> _Directions for this task_
For every line in the material, output its text exactly and exclude any image it holds.

━━ Dataset extract

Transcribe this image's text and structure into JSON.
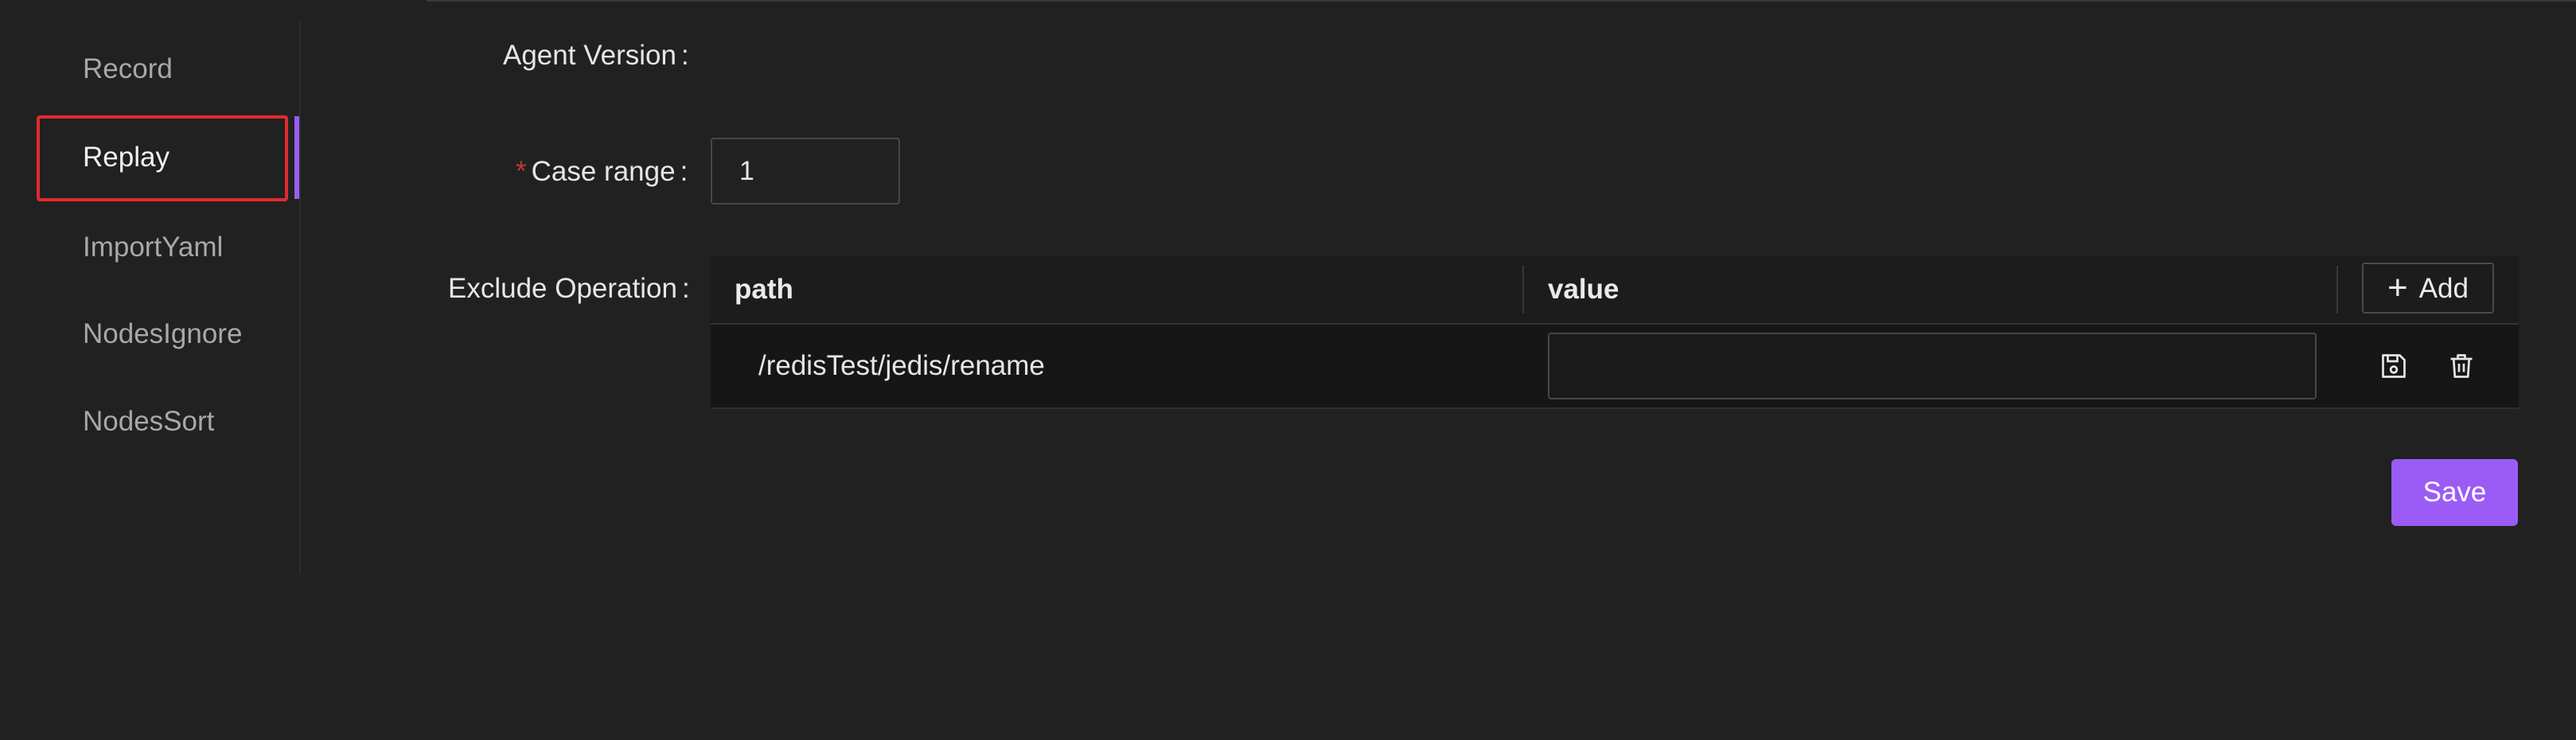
{
  "sidebar": {
    "items": [
      {
        "label": "Record",
        "active": false
      },
      {
        "label": "Replay",
        "active": true
      },
      {
        "label": "ImportYaml",
        "active": false
      },
      {
        "label": "NodesIgnore",
        "active": false
      },
      {
        "label": "NodesSort",
        "active": false
      }
    ]
  },
  "form": {
    "agent_version_label": "Agent Version",
    "agent_version_colon": ":",
    "case_range_required_mark": "*",
    "case_range_label": "Case range",
    "case_range_colon": ":",
    "case_range_value": "1",
    "exclude_operation_label": "Exclude Operation",
    "exclude_operation_colon": ":"
  },
  "table": {
    "columns": [
      "path",
      "value"
    ],
    "add_label": "Add",
    "rows": [
      {
        "path": "/redisTest/jedis/rename",
        "value": ""
      }
    ]
  },
  "actions": {
    "save_label": "Save"
  },
  "icons": {
    "add": "plus-icon",
    "row_save": "save-icon",
    "row_delete": "trash-icon"
  },
  "colors": {
    "accent": "#9b5cf6",
    "highlight": "#e02b2b",
    "background": "#212121"
  }
}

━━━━

> _Exercise response_
Transcribe this image's text and structure into JSON.
{
  "sidebar": {
    "items": [
      {
        "label": "Record",
        "active": false
      },
      {
        "label": "Replay",
        "active": true
      },
      {
        "label": "ImportYaml",
        "active": false
      },
      {
        "label": "NodesIgnore",
        "active": false
      },
      {
        "label": "NodesSort",
        "active": false
      }
    ]
  },
  "form": {
    "agent_version_label": "Agent Version",
    "agent_version_colon": ":",
    "case_range_required_mark": "*",
    "case_range_label": "Case range",
    "case_range_colon": ":",
    "case_range_value": "1",
    "exclude_operation_label": "Exclude Operation",
    "exclude_operation_colon": ":"
  },
  "table": {
    "columns": [
      "path",
      "value"
    ],
    "add_label": "Add",
    "rows": [
      {
        "path": "/redisTest/jedis/rename",
        "value": ""
      }
    ]
  },
  "actions": {
    "save_label": "Save"
  },
  "icons": {
    "add": "plus-icon",
    "row_save": "save-icon",
    "row_delete": "trash-icon"
  },
  "colors": {
    "accent": "#9b5cf6",
    "highlight": "#e02b2b",
    "background": "#212121"
  }
}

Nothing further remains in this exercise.